Return every line from the records below that has the word "align".

::: Material for the task

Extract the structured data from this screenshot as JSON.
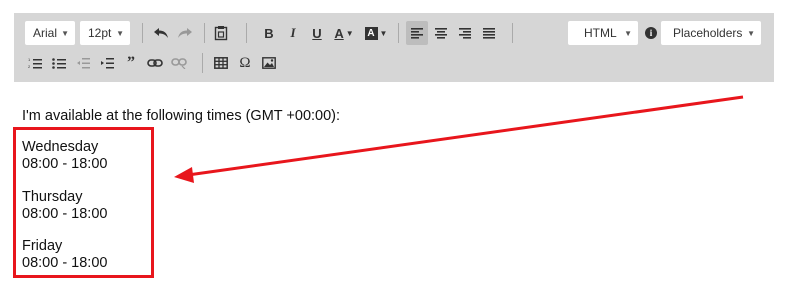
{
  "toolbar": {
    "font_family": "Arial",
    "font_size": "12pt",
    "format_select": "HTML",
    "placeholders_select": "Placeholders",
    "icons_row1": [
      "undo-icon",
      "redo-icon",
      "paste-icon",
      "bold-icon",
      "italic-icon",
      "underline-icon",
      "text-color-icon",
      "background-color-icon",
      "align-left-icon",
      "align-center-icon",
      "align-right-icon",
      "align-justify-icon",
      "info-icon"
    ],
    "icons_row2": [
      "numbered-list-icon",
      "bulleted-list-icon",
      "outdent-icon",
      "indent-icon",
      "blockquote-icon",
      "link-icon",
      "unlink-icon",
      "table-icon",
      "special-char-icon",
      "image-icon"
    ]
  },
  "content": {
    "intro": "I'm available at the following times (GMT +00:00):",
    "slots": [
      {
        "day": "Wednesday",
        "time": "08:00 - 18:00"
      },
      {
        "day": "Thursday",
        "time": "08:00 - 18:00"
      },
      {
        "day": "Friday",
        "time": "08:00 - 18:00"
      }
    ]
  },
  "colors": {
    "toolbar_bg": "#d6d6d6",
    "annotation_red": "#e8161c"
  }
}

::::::
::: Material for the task

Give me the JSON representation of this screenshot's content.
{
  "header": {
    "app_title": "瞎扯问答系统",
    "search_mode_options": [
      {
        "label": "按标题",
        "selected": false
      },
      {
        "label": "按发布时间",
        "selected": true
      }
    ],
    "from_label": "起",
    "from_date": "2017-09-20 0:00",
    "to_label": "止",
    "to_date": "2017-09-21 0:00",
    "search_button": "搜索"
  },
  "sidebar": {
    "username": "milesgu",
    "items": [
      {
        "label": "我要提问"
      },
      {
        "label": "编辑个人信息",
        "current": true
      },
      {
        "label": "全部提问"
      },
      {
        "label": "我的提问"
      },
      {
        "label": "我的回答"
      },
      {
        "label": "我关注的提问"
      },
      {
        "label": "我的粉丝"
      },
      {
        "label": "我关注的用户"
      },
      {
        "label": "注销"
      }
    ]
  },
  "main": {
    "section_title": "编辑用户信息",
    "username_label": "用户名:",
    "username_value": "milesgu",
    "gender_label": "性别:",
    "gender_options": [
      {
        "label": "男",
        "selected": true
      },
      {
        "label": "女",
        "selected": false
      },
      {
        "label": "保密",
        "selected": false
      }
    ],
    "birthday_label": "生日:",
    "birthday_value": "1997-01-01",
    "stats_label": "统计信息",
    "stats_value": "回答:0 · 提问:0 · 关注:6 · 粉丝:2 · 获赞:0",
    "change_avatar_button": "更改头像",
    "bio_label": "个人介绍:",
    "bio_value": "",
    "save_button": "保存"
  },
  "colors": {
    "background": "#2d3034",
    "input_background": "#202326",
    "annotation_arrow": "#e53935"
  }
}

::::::

:: Solution for this problem ::
      "align-left-icon",
      "align-center-icon",
      "align-right-icon",
      "align-justify-icon",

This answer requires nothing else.